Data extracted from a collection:

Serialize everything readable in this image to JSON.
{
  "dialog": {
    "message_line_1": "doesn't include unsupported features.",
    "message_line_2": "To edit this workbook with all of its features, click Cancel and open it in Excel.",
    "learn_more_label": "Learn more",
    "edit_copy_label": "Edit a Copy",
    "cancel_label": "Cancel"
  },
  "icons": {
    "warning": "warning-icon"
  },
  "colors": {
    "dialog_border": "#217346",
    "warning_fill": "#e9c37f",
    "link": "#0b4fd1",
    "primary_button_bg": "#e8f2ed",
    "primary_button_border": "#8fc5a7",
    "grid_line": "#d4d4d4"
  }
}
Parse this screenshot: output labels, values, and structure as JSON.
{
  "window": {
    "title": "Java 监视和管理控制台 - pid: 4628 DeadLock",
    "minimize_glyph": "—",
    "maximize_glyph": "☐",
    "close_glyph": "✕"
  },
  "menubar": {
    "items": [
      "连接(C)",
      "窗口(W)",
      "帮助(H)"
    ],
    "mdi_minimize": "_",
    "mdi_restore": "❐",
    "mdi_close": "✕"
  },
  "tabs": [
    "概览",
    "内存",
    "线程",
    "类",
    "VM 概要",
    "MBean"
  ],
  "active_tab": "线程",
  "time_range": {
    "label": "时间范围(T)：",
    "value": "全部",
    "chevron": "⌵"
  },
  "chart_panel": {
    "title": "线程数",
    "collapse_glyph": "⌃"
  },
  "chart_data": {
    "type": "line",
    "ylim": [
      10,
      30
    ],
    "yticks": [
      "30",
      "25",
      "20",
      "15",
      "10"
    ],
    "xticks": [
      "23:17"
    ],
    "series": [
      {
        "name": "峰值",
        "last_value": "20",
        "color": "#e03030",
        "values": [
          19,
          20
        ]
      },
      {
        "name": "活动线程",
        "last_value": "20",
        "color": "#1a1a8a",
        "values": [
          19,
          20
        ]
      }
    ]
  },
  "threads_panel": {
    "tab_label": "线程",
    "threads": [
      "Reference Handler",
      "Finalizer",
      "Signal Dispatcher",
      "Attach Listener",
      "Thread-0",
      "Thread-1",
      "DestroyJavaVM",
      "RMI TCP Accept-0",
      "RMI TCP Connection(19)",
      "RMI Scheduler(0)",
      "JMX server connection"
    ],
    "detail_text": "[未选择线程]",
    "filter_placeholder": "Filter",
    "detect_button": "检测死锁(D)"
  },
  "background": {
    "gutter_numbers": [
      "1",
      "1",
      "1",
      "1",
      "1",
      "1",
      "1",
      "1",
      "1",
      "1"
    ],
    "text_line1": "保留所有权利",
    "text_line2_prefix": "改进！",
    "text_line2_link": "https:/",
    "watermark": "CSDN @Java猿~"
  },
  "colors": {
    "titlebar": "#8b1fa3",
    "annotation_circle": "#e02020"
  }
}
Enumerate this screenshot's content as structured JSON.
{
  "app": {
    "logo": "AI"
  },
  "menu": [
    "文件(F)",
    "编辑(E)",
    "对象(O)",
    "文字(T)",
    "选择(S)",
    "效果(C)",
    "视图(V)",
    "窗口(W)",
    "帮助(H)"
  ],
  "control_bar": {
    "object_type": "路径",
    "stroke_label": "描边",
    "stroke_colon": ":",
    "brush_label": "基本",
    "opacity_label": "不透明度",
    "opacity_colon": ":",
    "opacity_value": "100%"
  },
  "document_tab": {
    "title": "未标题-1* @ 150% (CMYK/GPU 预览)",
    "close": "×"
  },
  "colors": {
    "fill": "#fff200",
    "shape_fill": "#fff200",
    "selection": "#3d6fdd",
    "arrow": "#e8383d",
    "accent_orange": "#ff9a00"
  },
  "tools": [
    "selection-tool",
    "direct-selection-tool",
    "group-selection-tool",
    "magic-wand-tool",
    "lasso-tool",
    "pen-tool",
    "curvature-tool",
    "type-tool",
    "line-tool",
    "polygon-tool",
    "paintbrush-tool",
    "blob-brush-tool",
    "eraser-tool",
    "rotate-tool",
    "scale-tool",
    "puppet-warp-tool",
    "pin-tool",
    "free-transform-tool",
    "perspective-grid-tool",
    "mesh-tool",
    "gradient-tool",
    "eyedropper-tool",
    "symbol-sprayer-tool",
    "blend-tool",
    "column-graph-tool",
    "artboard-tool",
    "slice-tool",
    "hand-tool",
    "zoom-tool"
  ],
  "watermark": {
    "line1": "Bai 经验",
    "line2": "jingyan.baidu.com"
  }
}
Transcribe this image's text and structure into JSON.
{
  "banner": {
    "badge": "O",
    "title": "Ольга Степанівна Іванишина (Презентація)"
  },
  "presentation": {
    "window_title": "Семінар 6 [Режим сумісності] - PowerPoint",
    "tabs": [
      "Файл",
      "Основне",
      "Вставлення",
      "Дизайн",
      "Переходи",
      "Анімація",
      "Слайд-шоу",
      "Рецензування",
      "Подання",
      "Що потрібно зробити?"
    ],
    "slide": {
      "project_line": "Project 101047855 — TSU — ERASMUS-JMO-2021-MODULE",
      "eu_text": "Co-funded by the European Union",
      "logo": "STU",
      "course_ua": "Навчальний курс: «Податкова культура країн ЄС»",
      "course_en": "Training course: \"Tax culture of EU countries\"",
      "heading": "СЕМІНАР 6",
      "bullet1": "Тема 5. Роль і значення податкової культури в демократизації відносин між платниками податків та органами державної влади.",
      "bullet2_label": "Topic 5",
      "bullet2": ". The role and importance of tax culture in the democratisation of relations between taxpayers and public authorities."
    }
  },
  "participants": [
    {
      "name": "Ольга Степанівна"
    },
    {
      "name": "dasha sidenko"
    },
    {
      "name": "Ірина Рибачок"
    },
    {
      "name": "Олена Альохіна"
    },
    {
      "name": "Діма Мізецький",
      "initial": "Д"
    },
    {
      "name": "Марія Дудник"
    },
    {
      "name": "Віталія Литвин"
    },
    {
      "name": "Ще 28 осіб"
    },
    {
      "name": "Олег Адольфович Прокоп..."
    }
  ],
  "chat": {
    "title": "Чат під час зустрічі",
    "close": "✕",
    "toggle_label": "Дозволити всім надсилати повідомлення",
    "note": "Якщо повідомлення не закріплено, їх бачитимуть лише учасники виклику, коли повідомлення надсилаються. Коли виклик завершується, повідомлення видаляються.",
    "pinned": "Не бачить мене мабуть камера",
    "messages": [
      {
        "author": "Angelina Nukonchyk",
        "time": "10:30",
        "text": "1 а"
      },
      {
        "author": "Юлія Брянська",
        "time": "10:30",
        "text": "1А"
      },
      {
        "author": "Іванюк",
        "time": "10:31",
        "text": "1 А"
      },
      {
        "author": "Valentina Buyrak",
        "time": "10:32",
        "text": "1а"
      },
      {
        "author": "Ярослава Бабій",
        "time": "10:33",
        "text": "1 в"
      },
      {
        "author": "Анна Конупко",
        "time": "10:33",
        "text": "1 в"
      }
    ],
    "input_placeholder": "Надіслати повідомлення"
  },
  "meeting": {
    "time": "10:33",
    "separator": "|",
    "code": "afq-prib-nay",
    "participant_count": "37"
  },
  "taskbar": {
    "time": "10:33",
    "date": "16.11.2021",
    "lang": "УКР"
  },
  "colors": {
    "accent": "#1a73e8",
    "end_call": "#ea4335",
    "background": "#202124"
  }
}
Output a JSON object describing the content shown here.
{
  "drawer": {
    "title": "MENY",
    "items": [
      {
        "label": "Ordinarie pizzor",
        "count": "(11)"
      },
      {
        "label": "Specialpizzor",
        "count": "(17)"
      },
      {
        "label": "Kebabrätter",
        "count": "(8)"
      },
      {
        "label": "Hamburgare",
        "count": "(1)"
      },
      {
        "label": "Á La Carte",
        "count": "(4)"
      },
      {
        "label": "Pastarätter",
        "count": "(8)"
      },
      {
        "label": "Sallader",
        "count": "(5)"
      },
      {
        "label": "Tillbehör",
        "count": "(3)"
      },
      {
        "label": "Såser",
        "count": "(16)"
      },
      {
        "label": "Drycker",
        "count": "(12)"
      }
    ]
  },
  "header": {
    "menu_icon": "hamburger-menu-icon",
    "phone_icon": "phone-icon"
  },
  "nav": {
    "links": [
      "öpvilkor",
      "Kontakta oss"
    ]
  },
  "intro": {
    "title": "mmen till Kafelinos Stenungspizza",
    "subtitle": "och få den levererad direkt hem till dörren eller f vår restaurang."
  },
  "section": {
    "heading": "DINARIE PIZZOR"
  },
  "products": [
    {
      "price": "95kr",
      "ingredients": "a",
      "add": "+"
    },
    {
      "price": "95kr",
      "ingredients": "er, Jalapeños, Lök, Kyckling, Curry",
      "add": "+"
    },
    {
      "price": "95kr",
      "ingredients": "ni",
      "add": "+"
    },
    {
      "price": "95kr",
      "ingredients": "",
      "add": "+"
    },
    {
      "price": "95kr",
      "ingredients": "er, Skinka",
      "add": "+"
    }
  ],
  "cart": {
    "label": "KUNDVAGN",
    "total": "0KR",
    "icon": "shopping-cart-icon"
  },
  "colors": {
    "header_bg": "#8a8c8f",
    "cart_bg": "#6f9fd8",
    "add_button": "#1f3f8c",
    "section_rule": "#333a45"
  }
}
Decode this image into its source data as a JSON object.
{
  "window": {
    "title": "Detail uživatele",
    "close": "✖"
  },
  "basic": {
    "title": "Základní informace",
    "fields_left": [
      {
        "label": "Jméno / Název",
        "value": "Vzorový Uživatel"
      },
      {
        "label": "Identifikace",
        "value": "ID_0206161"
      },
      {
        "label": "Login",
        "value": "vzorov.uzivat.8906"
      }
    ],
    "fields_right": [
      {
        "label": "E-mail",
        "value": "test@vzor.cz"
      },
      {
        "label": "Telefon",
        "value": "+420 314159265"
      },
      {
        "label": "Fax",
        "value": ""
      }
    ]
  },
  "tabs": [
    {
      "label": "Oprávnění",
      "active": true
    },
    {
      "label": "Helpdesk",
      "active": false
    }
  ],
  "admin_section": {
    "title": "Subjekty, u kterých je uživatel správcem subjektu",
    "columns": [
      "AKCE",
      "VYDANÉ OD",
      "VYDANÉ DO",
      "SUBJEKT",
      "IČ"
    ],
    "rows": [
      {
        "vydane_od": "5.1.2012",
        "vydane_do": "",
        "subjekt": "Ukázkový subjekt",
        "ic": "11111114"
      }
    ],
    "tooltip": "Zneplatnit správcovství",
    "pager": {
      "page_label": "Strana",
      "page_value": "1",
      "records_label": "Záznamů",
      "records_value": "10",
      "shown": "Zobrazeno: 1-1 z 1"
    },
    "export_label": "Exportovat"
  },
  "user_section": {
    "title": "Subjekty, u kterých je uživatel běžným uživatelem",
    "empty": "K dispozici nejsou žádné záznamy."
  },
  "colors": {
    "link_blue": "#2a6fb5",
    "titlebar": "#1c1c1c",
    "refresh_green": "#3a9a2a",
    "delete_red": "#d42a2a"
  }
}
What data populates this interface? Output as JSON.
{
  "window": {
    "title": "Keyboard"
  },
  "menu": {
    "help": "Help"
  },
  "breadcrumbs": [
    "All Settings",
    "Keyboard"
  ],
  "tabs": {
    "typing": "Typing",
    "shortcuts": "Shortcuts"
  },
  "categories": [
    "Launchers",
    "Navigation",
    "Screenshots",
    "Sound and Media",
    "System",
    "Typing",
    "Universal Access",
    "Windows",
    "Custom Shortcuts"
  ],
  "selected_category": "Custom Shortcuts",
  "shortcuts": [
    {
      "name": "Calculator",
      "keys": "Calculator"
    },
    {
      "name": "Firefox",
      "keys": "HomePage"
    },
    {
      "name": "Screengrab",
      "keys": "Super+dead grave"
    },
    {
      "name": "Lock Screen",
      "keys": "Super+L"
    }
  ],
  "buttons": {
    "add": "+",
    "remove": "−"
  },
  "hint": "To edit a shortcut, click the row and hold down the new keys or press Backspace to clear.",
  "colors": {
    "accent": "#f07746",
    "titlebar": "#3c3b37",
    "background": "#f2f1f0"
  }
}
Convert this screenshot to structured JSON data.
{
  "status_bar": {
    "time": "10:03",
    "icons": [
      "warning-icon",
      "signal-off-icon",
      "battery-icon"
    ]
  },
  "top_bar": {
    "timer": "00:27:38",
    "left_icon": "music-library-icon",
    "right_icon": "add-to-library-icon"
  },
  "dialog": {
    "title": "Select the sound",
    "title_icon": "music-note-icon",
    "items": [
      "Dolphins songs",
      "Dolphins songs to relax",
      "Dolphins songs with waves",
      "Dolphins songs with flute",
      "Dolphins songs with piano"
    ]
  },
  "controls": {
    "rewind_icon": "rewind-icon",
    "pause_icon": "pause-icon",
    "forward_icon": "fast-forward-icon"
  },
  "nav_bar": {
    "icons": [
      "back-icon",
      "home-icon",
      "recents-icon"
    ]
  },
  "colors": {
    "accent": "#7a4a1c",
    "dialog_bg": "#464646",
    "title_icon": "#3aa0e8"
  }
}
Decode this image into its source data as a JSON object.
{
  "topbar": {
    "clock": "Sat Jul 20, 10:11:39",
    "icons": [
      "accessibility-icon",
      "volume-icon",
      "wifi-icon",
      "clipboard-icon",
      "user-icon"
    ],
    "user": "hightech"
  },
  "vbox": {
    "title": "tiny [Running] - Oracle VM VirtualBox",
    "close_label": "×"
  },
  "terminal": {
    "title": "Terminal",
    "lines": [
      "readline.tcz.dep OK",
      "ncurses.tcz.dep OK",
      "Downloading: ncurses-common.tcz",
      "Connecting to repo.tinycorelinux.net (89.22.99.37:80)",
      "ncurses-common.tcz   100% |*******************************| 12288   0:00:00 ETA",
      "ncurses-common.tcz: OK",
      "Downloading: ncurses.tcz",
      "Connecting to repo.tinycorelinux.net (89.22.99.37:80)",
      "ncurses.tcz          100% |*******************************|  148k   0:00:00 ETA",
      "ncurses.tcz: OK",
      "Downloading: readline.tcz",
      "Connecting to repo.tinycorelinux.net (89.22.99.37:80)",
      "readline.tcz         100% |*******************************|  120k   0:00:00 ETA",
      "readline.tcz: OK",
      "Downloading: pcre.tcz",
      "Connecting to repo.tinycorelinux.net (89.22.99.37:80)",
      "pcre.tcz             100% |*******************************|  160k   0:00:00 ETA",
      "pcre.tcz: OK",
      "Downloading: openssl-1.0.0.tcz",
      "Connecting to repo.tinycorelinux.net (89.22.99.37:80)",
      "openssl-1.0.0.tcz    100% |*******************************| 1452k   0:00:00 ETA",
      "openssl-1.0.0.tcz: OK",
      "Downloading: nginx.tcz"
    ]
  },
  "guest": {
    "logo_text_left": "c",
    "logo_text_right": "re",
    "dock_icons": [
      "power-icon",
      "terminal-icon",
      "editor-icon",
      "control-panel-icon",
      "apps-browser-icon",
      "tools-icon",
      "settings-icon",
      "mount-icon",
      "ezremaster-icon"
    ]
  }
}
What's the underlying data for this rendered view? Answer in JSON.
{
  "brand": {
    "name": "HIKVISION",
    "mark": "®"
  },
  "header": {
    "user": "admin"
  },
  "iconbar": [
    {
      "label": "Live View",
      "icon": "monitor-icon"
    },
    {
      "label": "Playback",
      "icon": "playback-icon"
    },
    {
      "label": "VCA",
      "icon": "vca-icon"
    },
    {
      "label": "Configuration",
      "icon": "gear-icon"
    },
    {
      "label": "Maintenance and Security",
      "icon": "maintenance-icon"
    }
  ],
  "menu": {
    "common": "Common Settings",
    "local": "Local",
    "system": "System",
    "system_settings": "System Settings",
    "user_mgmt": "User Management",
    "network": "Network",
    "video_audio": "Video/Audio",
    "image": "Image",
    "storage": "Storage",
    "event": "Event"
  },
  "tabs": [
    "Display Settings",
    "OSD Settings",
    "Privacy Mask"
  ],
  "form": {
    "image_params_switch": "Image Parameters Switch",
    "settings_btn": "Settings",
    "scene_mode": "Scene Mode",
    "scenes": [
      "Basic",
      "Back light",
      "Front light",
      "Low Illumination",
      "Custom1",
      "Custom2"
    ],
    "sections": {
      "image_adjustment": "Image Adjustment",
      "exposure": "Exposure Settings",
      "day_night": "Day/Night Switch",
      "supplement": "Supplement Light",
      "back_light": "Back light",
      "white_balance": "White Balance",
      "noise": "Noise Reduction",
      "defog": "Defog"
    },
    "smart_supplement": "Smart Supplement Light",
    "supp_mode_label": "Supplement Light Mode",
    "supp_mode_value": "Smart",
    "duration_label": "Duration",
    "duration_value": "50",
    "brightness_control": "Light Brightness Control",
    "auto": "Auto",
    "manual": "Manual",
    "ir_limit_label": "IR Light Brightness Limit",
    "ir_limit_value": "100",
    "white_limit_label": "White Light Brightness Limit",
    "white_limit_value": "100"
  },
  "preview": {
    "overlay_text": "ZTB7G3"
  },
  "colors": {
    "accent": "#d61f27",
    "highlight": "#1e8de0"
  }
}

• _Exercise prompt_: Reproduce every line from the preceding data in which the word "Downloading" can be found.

• _Written answer_:
      "Downloading: ncurses-common.tcz",
      "Downloading: ncurses.tcz",
      "Downloading: readline.tcz",
      "Downloading: pcre.tcz",
      "Downloading: openssl-1.0.0.tcz",
      "Downloading: nginx.tcz"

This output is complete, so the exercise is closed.